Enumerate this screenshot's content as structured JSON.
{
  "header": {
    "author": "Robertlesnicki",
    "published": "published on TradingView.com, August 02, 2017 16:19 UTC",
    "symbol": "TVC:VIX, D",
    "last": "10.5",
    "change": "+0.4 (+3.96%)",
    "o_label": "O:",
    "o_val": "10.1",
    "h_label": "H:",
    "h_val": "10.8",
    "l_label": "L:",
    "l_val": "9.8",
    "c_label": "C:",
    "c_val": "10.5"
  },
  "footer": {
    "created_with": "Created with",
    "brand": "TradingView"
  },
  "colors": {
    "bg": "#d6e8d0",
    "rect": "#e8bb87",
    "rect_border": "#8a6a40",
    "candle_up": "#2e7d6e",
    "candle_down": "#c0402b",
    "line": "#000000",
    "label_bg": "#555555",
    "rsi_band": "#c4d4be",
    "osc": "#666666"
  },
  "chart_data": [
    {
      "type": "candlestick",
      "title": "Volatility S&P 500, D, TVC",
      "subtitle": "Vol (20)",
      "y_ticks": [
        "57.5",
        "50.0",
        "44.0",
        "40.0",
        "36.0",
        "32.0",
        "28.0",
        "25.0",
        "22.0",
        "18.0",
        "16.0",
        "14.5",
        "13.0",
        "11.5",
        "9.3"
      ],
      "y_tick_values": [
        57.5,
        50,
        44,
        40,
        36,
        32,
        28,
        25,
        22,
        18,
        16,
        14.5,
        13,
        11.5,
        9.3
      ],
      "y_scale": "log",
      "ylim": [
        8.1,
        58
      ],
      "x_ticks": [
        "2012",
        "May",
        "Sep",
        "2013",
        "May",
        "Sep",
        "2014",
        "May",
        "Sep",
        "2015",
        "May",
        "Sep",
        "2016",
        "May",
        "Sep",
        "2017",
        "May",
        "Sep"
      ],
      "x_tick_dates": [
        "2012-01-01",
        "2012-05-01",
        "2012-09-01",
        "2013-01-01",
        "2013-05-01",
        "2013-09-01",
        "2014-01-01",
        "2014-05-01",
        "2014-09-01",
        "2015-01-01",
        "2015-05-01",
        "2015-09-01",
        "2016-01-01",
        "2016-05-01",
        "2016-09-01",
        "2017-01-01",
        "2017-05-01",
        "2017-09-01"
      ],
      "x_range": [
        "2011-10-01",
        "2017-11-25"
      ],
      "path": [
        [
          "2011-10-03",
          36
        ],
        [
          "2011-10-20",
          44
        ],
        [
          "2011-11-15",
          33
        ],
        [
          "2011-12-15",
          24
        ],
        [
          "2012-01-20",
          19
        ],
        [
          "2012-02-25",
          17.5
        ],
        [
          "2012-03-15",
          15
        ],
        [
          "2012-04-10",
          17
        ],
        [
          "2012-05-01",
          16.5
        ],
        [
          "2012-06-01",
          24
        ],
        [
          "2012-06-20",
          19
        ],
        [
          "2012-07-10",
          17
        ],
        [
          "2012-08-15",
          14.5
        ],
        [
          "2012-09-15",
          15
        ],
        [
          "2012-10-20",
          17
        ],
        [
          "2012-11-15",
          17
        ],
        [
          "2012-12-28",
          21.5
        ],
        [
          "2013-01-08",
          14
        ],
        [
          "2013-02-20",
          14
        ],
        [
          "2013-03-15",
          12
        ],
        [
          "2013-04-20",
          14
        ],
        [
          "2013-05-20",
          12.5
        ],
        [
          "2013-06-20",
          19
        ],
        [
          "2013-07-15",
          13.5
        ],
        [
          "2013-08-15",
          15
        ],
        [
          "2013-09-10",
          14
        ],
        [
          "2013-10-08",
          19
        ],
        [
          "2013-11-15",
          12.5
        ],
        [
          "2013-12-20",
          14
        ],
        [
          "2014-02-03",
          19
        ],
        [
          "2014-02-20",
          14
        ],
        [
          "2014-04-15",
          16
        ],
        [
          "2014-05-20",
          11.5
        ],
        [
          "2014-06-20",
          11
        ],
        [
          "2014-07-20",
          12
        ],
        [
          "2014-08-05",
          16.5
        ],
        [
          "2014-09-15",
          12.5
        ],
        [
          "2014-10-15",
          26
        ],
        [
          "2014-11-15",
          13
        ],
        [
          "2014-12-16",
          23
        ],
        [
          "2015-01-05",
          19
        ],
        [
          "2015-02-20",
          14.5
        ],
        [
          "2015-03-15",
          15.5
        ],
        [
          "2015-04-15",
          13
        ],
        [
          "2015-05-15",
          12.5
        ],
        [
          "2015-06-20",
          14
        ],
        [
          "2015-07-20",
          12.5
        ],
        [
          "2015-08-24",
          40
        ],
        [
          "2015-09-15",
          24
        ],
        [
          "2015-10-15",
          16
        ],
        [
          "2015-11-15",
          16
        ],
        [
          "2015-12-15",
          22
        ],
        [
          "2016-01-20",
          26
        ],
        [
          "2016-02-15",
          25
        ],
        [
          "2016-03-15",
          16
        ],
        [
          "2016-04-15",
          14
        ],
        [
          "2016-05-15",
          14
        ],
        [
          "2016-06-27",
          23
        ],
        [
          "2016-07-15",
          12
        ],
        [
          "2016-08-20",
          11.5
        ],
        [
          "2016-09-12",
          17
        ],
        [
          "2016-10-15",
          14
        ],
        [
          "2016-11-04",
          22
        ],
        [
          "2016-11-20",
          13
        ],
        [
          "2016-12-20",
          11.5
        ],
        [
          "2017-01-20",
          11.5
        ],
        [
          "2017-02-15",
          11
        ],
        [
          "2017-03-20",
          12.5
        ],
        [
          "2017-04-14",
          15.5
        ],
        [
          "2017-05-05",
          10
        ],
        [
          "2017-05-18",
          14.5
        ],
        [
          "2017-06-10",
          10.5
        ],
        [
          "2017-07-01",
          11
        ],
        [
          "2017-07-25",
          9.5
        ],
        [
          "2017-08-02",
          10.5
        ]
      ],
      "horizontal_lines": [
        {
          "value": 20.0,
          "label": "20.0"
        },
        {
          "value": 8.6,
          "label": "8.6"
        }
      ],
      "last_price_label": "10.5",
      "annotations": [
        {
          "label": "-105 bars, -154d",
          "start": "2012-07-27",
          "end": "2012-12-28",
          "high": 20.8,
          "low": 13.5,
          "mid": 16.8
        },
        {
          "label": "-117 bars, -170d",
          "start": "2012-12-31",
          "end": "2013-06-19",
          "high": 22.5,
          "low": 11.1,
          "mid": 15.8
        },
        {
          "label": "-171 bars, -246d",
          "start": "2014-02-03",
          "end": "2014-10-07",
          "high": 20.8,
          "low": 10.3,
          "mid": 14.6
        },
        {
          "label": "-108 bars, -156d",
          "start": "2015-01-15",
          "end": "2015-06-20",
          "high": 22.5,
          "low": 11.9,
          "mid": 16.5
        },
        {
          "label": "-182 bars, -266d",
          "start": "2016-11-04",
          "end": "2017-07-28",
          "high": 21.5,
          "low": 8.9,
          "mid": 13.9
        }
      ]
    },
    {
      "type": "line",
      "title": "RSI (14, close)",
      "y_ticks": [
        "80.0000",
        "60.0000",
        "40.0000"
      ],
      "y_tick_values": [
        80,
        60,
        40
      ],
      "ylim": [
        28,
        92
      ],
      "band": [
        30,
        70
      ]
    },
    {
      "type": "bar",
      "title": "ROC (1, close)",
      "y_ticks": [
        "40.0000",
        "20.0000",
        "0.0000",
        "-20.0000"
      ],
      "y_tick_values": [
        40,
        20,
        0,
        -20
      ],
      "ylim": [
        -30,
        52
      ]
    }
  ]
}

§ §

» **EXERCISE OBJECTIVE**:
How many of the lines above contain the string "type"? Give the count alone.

» **TASK SOLUTION**:
3